New analysis shows that the increase in the Northern Hemisphere's temperature in the 20th century was probably the largest in any century during the past 1000 years. It is also likely that the 1990s were the warmest decade and 1998 the warmest year in that region.
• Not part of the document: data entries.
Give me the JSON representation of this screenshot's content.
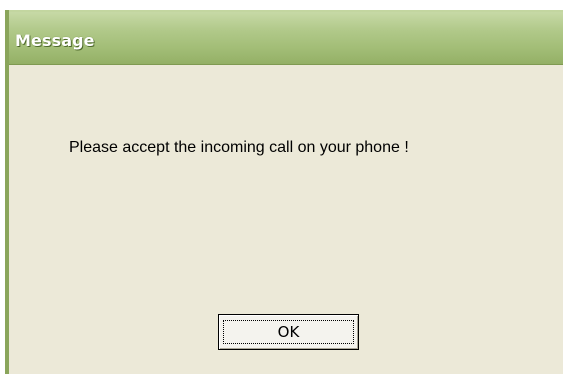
{
  "window": {
    "title": "Message"
  },
  "dialog": {
    "message": "Please accept the incoming call on your phone !",
    "ok_label": "OK"
  },
  "colors": {
    "titlebar": "#a2bd76",
    "window_background": "#ece9d8",
    "frame_border": "#8aa55b"
  }
}
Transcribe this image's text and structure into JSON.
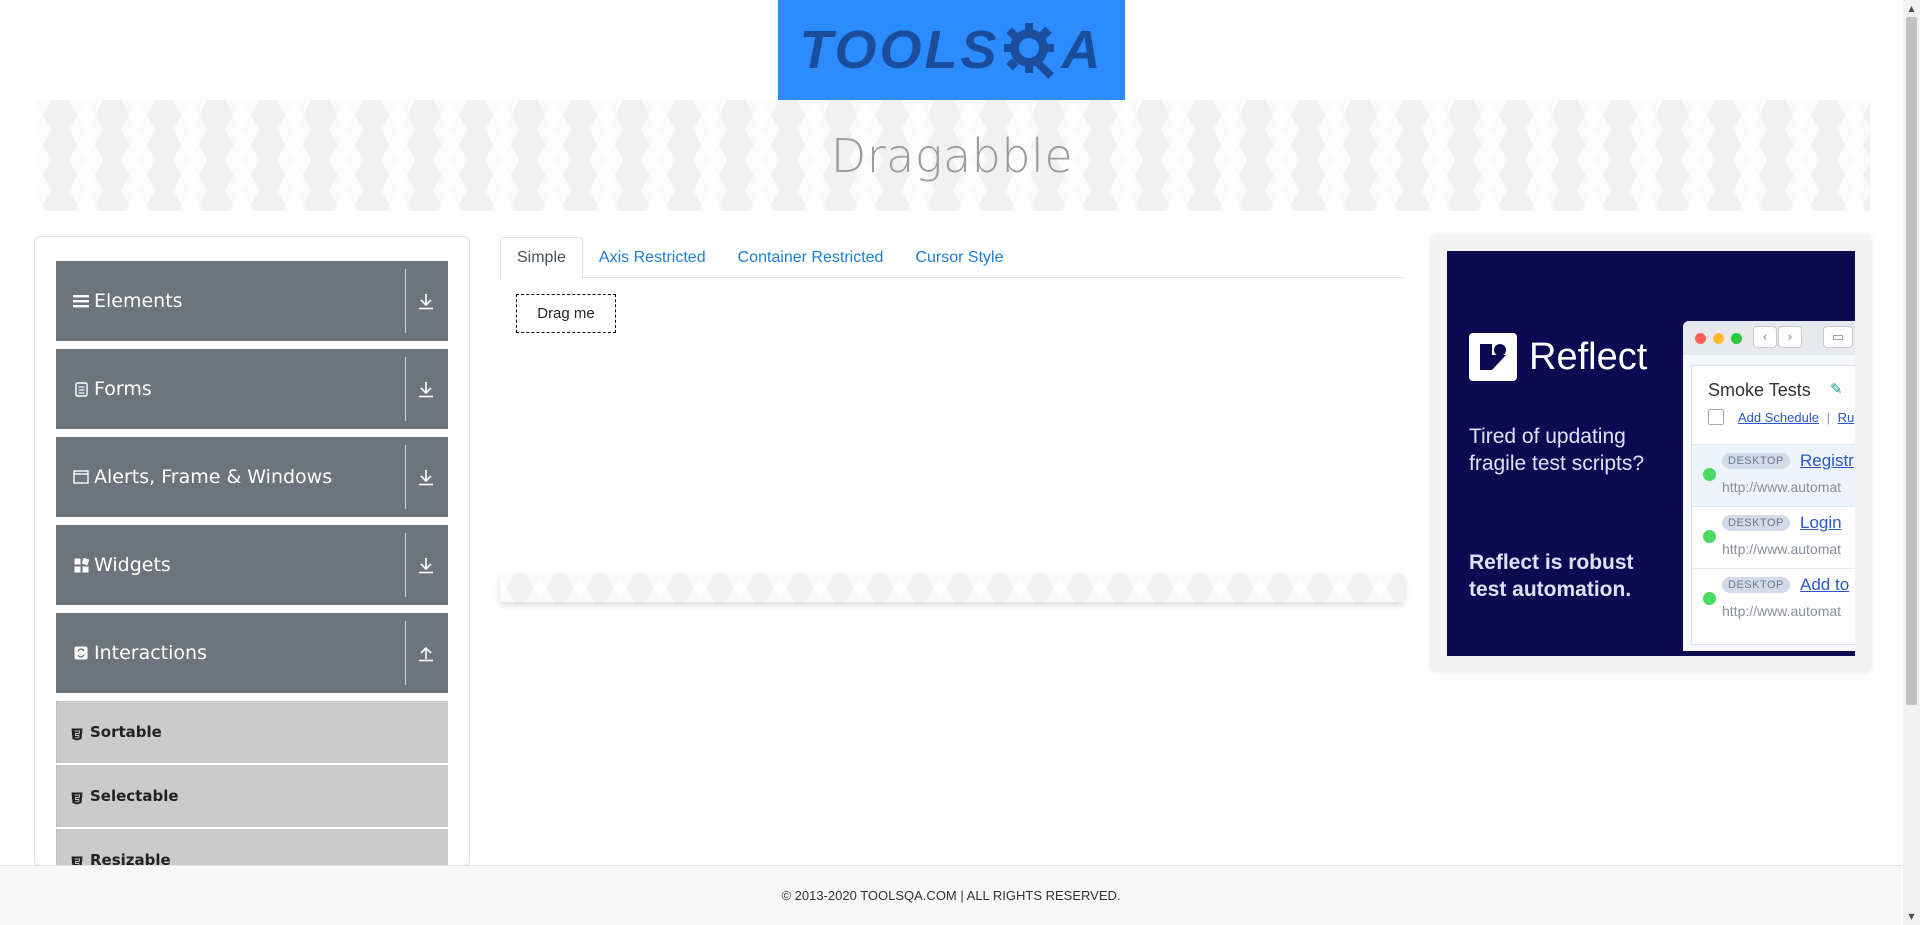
{
  "logo": {
    "text_left": "TOOLS",
    "text_right": "A",
    "bg_color": "#2c8cff"
  },
  "banner": {
    "title": "Dragabble"
  },
  "sidebar": {
    "groups": [
      {
        "label": "Elements",
        "icon": "menu-icon",
        "expanded": false
      },
      {
        "label": "Forms",
        "icon": "form-icon",
        "expanded": false
      },
      {
        "label": "Alerts, Frame & Windows",
        "icon": "window-icon",
        "expanded": false
      },
      {
        "label": "Widgets",
        "icon": "widgets-icon",
        "expanded": false
      },
      {
        "label": "Interactions",
        "icon": "interactions-icon",
        "expanded": true
      }
    ],
    "interaction_items": [
      {
        "label": "Sortable"
      },
      {
        "label": "Selectable"
      },
      {
        "label": "Resizable"
      }
    ]
  },
  "tabs": [
    {
      "label": "Simple",
      "active": true
    },
    {
      "label": "Axis Restricted",
      "active": false
    },
    {
      "label": "Container Restricted",
      "active": false
    },
    {
      "label": "Cursor Style",
      "active": false
    }
  ],
  "drag_box": {
    "label": "Drag me"
  },
  "ad": {
    "brand": "Reflect",
    "copy1": "Tired of updating fragile test scripts?",
    "copy2": "Reflect is robust test automation.",
    "window_title": "Smoke Tests",
    "links": [
      "Add Schedule",
      "|",
      "Ru"
    ],
    "rows": [
      {
        "tag": "DESKTOP",
        "link": "Registr",
        "url": "http://www.automat"
      },
      {
        "tag": "DESKTOP",
        "link": "Login",
        "url": "http://www.automat"
      },
      {
        "tag": "DESKTOP",
        "link": "Add to",
        "url": "http://www.automat"
      }
    ],
    "bg_color": "#0b0b52"
  },
  "footer": {
    "text": "© 2013-2020 TOOLSQA.COM | ALL RIGHTS RESERVED."
  },
  "colors": {
    "sidebar_header": "#6c757d",
    "sidebar_sub": "#cbcbcb",
    "tab_link": "#1c7ed6"
  }
}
Globally, the trend towards warmer surface temperatures since 1976 is roughly three times that for the past 100 years as a whole.
Global average land and sea surface temperatures in May 2003 were the second highest since records began in 1880. On land, May was the warmest month ever recorded.
World Meteorological Organization